If “One More Year” marveled at the mysterious nature of the band’s point in time, “Strictly Speaking” addresses it with an unflinching optimism, as Parker maintains, “Strictly speaking, I’m still on track” with a consolatory melody and sluggish tone that suits the sentiment. “Lost in Yesterday” continues the thematic thread about struggling to make sense of time, in this case taking up the idea of addiction to nostalgia. Another decidedly funky cut, with probably the catchiest chorus on the album, it’s an infectious tune. “Is It True” is about living in the moment, rather than worrying about the certainty that the future holds, when it comes to young love. Shapeshifting razor synth lines and a syncopated, handclap-heavy rhythm make for yet another characteristically festive number.
Recurrent themes resurface on “It Might Be Time,” its title alluding to negative thoughts that creep up and threaten all one’s positive momentum.
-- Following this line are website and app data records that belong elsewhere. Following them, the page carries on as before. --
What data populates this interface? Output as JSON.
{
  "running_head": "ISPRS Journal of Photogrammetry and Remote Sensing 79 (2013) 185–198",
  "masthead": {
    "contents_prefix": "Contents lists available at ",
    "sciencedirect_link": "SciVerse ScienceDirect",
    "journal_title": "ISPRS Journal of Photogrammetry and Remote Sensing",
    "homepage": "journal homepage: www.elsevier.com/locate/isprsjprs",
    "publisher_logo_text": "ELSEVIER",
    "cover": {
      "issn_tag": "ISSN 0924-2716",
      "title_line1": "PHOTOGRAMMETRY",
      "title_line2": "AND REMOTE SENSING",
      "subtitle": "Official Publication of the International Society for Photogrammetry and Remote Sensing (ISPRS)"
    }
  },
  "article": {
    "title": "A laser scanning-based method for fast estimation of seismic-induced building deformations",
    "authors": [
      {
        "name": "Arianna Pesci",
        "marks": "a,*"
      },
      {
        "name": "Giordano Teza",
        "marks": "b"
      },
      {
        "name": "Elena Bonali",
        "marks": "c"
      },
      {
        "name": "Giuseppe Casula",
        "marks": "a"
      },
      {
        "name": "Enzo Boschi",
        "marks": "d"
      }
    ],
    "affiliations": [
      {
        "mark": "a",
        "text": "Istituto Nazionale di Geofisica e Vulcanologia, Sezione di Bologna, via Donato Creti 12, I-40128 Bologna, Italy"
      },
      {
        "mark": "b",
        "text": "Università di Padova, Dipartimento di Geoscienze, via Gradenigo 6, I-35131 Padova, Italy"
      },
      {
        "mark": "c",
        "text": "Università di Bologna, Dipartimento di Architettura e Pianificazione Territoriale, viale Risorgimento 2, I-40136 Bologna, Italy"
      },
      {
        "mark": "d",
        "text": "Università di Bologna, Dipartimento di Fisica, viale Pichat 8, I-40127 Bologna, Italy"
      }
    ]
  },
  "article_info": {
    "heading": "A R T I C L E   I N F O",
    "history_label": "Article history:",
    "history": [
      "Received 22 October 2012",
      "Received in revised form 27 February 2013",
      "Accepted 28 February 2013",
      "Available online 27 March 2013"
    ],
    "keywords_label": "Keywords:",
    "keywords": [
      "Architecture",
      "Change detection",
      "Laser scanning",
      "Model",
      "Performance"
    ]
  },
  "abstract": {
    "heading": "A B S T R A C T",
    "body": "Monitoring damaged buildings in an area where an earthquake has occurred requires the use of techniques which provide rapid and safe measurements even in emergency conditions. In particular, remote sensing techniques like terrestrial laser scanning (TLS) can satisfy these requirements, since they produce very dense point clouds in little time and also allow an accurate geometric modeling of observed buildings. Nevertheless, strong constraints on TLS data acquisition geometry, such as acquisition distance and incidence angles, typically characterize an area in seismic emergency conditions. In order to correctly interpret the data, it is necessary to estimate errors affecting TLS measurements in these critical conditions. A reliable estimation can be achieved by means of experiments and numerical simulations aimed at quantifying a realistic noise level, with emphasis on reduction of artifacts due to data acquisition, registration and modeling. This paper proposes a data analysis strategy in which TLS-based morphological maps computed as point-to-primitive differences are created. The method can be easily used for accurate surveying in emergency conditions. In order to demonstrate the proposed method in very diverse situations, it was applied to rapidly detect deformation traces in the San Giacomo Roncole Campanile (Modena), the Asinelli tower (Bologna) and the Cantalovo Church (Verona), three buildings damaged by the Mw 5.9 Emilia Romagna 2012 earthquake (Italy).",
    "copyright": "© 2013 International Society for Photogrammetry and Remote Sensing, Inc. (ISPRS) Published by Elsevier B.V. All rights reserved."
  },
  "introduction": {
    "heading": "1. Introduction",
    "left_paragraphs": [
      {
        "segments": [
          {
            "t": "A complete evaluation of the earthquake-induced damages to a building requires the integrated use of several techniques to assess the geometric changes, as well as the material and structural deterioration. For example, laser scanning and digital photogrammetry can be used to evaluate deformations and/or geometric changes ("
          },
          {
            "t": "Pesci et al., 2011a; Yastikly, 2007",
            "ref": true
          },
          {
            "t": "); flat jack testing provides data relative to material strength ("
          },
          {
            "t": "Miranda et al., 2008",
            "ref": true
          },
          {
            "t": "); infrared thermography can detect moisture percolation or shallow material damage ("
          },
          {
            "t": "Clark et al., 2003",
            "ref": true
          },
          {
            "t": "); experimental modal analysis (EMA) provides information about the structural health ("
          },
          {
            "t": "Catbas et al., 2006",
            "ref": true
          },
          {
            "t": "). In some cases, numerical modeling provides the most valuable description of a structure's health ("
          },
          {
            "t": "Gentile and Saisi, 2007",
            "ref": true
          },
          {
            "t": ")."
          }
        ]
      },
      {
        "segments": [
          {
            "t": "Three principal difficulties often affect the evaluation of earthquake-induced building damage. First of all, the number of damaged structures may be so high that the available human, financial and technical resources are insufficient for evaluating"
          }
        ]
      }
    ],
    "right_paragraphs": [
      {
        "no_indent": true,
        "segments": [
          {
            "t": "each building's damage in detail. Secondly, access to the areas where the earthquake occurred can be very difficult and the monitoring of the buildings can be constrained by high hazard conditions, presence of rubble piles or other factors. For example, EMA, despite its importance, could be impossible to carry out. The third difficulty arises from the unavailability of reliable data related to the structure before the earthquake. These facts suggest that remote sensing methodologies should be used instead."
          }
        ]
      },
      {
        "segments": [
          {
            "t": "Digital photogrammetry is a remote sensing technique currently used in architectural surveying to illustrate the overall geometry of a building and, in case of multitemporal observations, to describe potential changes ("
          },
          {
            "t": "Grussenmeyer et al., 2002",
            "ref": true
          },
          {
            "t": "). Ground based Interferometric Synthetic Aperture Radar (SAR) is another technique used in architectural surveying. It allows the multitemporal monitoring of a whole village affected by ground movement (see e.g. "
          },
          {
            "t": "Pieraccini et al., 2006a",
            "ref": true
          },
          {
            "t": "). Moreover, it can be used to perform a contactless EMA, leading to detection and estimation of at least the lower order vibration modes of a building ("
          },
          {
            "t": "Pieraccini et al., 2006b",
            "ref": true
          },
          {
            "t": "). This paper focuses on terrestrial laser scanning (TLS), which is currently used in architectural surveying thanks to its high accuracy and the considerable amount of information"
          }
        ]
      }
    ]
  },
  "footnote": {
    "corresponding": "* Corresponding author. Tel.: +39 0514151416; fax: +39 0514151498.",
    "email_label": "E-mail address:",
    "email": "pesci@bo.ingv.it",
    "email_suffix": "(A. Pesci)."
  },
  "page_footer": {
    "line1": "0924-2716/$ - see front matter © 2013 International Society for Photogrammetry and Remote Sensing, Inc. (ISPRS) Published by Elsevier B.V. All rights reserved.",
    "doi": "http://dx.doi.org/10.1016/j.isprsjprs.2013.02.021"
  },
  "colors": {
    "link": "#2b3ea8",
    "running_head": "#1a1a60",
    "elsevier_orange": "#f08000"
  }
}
Parker’s general response was made clear on “Strictly Speaking,” but he here muses, “Nothing lasts forever,” seconding the suggestion of “Is It True” along with the cool complacency of “Breathe Deeper,” conveyed via a colorful frenzy of crashing drums and howling high pitches. Next comes the brief, mostly instrumental “Glimmer.” With a title that could hardly better fit the band’s aesthetic, it sonically encapsulates everything about Tame Impala. Finally, on “One More Hour,” Parker sings of when the time has come, and the end near, with eerie repetition creating a tense backdrop that erupts into crashing drums and distorted guitars, with the trademark, spacey synths hovering over. Consistent with the optimism expressed elsewhere, Parker insists he’ll be fine even in this time of reckoning, “as long as I can, long as I can / Be the man I am.”
“The Slow Rush” is an album well worth the wait, with each track overflowing with ideas that reveal a rare, panoramic knowledge of music, and rewards repeated listens. Parker mixes and matches sounds from different styles and eras in a hazy hodgepodge full of vivid colors, flashy funk, and trippy turns. The fixation on time that runs through the new songs makes for an unanticipatedly pensive album, one that tackles hefty philosophical issues, and answers them with an optimism that could hardly find a more effective conduit than the festive, neon, sonic spectacles of Tame Impala.
“The Slow Rush” is available Feb. 14 on Apple Music.